For all you entrepreneurs looking to raise that initial seed capital, in short a good prototype, simple business plan, and a solid team are -in my view- what’s needed to help raise your capital. So, let’s fast forward to the early days just after your initial raise. You did it! The term sheets have been agreed, contracts signed, and the money is in the bank. It’s a fact- you are now officially an entrepreneur!
Once the adrenalin dies down and you start to remember what sleep feels like again, it’s time to get down to business. I can only comment on how I felt just after raising my funding, but I would describe it as like my first day at a new school with my final exams in the afternoon. All the planning and discussions of what will happen “once we raise the money” are now real- that first day finally arrived. The funny part about these feelings are that, if you already have your prototype and small team, it doesn’t change much. This is why going back to the previous article- the prototype stage and team members are so important.
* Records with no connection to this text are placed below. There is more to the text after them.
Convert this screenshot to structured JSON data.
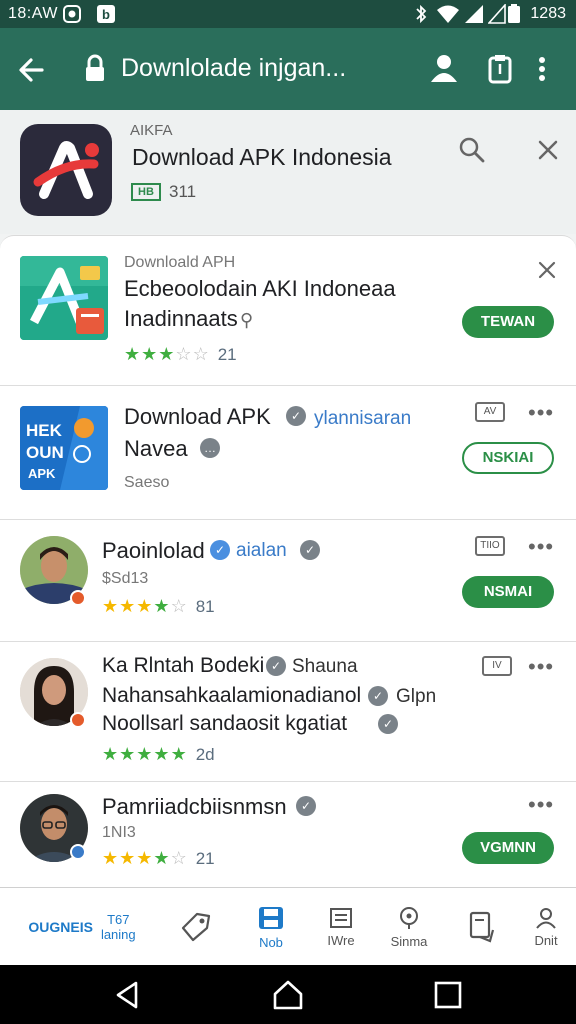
{
  "status_bar": {
    "time": "18:AW",
    "battery_time": "1283"
  },
  "url_bar": {
    "url_text": "Downlolade injgan..."
  },
  "header": {
    "subtitle": "AIKFA",
    "title": "Download APK Indonesia",
    "badge": "HB",
    "count": "311"
  },
  "list": [
    {
      "category": "Downloald APH",
      "title_line1": "Ecbeoolodain AKI Indoneaa",
      "title_line2": "Inadinnaats",
      "rating": 3.5,
      "rating_count": "21",
      "button": "TEWAN",
      "thumb_text": ""
    },
    {
      "title_line1": "Download APK",
      "title_extra": "ylannisaran",
      "title_line2": "Navea",
      "size": "Saeso",
      "mini_badge": "AV",
      "button": "NSKIAI",
      "thumb_text_1": "HEK",
      "thumb_text_2": "OUN",
      "thumb_text_3": "APK"
    },
    {
      "title": "Paoinlolad",
      "title_extra": "aialan",
      "size": "$Sd13",
      "rating": 3.5,
      "rating_count": "81",
      "mini_badge": "TIIO",
      "button": "NSMAI"
    },
    {
      "title_line1": "Ka Rlntah Bodeki",
      "title_line1_extra": "Shauna",
      "title_line2": "Nahansahkaalamionadianol",
      "title_line2_extra": "Glpn",
      "title_line3": "Noollsarl sandaosit kgatiat",
      "rating": 4.5,
      "rating_count": "2d",
      "mini_badge": "IV"
    },
    {
      "title": "Pamriiadcbiisnmsn",
      "size": "1NI3",
      "rating": 3.5,
      "rating_count": "21",
      "button": "VGMNN"
    }
  ],
  "bottom_nav": {
    "left_label": "OUGNEIS",
    "left_sub_top": "T67",
    "left_sub_bottom": "laning",
    "items": [
      "Nob",
      "IWre",
      "Sinma",
      "Dnit"
    ]
  },
  "colors": {
    "statusbar": "#1e4d40",
    "toolbar": "#2a6e5b",
    "accent_green": "#2b8f47",
    "accent_blue": "#1e7ac8",
    "star_yellow": "#f5b800",
    "star_green": "#3fae3f"
  }
}
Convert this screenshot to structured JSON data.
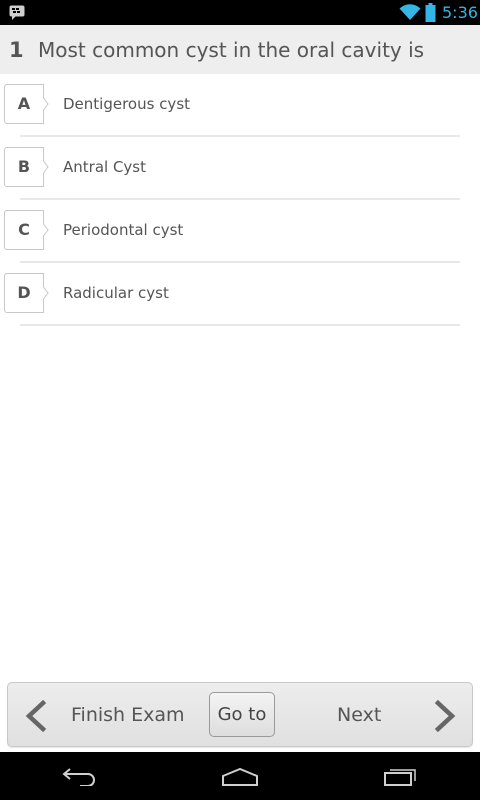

For me and Brndstr, we were well prepared and setup. All our domains had been secured, emails setup and alpha versions finished. We also had our draft designs and branding for all logos and corporate material- it just needed polishing and finalizing. These were actually the first tasks I tackled. My view was once we had a confirmed look and feel of the business, the more we saw it and mentioned it, the quicker it would become real. For anyone who hasn’t experienced it before- calling up someone and saying you are from a company name that you and your team created is kind of wild, especially when you’ve left out all the vowels: “Hi, its Simon from BRNDSTR.” #Epic.
In my opinion this was a great boost for the team and also helped bring it all to life, but don’t spend a lot of time and money at this stage. It’s the fun part, but remember you have a company now and there are other jobs to do. If you haven’t yet tried it, a great start would be to check out 99designs.com. Next, formation of the company and legalizing everything. You should have already recruited a lawyer to draft your term sheets and contracts, if not then make this your first task.
Everyone I have spoken to has their own opinion of where and how to structure the formation of your company. My advice is do your own research and feel comfortable in what you decide. It’s very similar to building a house- the plot of land, location, size and cost is the most important part of the project. The same applies for your company; take advice outside of your founders and spend time making the right choice. Once decided, get the wheels in motion but don’t let it consume you and your resources, because there’s a lot more to do.
Laying the Foundation
NewCo. LLC is now setup, now what? Hold up! Let’s rewind. This sounds like a very straightforward and quick process, but it’s not as easy as you may think. Depending on where and how you structure the business, it can take a long time. A key bit of advice is to see this setup as one of your three juggling balls. You’ll need to keep an eye on it and guide it in the right direction, but there are other elements that also need your attention.
One of your biggest reasons for raising seed capital is to recruit new members of the team and develop what you have on paper or the product at prototype stage. Anyone will tell you that good, talented people are hard to find. I know it may be exciting and that you’ll be keen to start developing, but make sure you bring the right people onboard. These people are vital to the success of your business during the startup stage. I found that choosing the right software to help power your business from day one is great plus. Tools such as Asana, Basecamp, HipChat and Pivotal Tracker are just a few. Setting these standards from the outset will benefit you later.
As I have mentioned before, I can only comment on what I have personally experienced and specifically in the arena of a tech startup. What I do believe though is that if you follow a few key basics you are well positioned to succeed. I have learned that there is no rule book, but taking advice and listening to people’s experiences helps 100%- ultimately you are now the decision maker so the buck stops with you.
Over to you fellow ‘treps- good luck in your formation and once again congratulations on the funding. Let’s do this!